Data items

****

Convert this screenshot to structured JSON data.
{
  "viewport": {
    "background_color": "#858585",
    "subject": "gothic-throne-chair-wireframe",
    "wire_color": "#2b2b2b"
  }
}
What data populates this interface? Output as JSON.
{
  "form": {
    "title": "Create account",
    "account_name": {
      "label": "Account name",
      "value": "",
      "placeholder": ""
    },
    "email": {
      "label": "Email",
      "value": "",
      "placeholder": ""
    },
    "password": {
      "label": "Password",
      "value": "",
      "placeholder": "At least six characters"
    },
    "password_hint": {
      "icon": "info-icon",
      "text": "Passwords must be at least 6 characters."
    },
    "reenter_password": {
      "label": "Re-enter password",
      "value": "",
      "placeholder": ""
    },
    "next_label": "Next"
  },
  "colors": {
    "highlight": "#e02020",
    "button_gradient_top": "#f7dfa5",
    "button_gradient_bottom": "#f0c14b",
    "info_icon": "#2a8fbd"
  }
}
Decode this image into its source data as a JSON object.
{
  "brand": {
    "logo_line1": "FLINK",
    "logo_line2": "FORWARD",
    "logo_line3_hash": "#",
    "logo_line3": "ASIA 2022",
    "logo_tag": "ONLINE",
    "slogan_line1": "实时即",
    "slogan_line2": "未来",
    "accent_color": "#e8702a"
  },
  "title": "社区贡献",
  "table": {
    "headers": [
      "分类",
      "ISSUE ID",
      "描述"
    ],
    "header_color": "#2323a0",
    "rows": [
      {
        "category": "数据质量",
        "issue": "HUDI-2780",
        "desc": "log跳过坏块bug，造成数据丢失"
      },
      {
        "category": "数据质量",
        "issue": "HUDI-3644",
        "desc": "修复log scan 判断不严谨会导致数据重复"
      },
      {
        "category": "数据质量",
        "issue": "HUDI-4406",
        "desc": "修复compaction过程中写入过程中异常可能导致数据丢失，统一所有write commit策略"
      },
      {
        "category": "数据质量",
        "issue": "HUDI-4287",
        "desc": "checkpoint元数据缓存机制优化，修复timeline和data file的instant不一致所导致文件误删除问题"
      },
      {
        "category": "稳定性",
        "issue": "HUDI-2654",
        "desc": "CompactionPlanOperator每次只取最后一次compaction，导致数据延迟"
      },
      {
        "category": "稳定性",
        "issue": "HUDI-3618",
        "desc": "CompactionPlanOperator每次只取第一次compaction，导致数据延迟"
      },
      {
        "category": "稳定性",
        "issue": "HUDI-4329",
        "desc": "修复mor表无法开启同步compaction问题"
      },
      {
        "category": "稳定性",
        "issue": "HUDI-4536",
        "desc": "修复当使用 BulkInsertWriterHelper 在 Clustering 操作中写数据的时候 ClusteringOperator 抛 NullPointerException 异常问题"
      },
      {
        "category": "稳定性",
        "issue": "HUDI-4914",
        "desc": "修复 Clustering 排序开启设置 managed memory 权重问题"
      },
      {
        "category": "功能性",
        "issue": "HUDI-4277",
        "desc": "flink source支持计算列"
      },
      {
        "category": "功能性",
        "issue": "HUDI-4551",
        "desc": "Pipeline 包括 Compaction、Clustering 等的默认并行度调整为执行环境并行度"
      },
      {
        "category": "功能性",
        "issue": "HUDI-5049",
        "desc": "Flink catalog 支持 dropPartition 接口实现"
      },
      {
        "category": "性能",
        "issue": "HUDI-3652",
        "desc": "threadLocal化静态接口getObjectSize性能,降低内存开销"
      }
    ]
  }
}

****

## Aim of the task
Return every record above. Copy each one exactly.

## Response to the exercise
Convert this screenshot to structured JSON data.
{
  "viewport": {
    "background_color": "#858585",
    "subject": "gothic-throne-chair-wireframe",
    "wire_color": "#2b2b2b"
  }
}
What data populates this interface? Output as JSON.
{
  "form": {
    "title": "Create account",
    "account_name": {
      "label": "Account name",
      "value": "",
      "placeholder": ""
    },
    "email": {
      "label": "Email",
      "value": "",
      "placeholder": ""
    },
    "password": {
      "label": "Password",
      "value": "",
      "placeholder": "At least six characters"
    },
    "password_hint": {
      "icon": "info-icon",
      "text": "Passwords must be at least 6 characters."
    },
    "reenter_password": {
      "label": "Re-enter password",
      "value": "",
      "placeholder": ""
    },
    "next_label": "Next"
  },
  "colors": {
    "highlight": "#e02020",
    "button_gradient_top": "#f7dfa5",
    "button_gradient_bottom": "#f0c14b",
    "info_icon": "#2a8fbd"
  }
}
Decode this image into its source data as a JSON object.
{
  "brand": {
    "logo_line1": "FLINK",
    "logo_line2": "FORWARD",
    "logo_line3_hash": "#",
    "logo_line3": "ASIA 2022",
    "logo_tag": "ONLINE",
    "slogan_line1": "实时即",
    "slogan_line2": "未来",
    "accent_color": "#e8702a"
  },
  "title": "社区贡献",
  "table": {
    "headers": [
      "分类",
      "ISSUE ID",
      "描述"
    ],
    "header_color": "#2323a0",
    "rows": [
      {
        "category": "数据质量",
        "issue": "HUDI-2780",
        "desc": "log跳过坏块bug，造成数据丢失"
      },
      {
        "category": "数据质量",
        "issue": "HUDI-3644",
        "desc": "修复log scan 判断不严谨会导致数据重复"
      },
      {
        "category": "数据质量",
        "issue": "HUDI-4406",
        "desc": "修复compaction过程中写入过程中异常可能导致数据丢失，统一所有write commit策略"
      },
      {
        "category": "数据质量",
        "issue": "HUDI-4287",
        "desc": "checkpoint元数据缓存机制优化，修复timeline和data file的instant不一致所导致文件误删除问题"
      },
      {
        "category": "稳定性",
        "issue": "HUDI-2654",
        "desc": "CompactionPlanOperator每次只取最后一次compaction，导致数据延迟"
      },
      {
        "category": "稳定性",
        "issue": "HUDI-3618",
        "desc": "CompactionPlanOperator每次只取第一次compaction，导致数据延迟"
      },
      {
        "category": "稳定性",
        "issue": "HUDI-4329",
        "desc": "修复mor表无法开启同步compaction问题"
      },
      {
        "category": "稳定性",
        "issue": "HUDI-4536",
        "desc": "修复当使用 BulkInsertWriterHelper 在 Clustering 操作中写数据的时候 ClusteringOperator 抛 NullPointerException 异常问题"
      },
      {
        "category": "稳定性",
        "issue": "HUDI-4914",
        "desc": "修复 Clustering 排序开启设置 managed memory 权重问题"
      },
      {
        "category": "功能性",
        "issue": "HUDI-4277",
        "desc": "flink source支持计算列"
      },
      {
        "category": "功能性",
        "issue": "HUDI-4551",
        "desc": "Pipeline 包括 Compaction、Clustering 等的默认并行度调整为执行环境并行度"
      },
      {
        "category": "功能性",
        "issue": "HUDI-5049",
        "desc": "Flink catalog 支持 dropPartition 接口实现"
      },
      {
        "category": "性能",
        "issue": "HUDI-3652",
        "desc": "threadLocal化静态接口getObjectSize性能,降低内存开销"
      }
    ]
  }
}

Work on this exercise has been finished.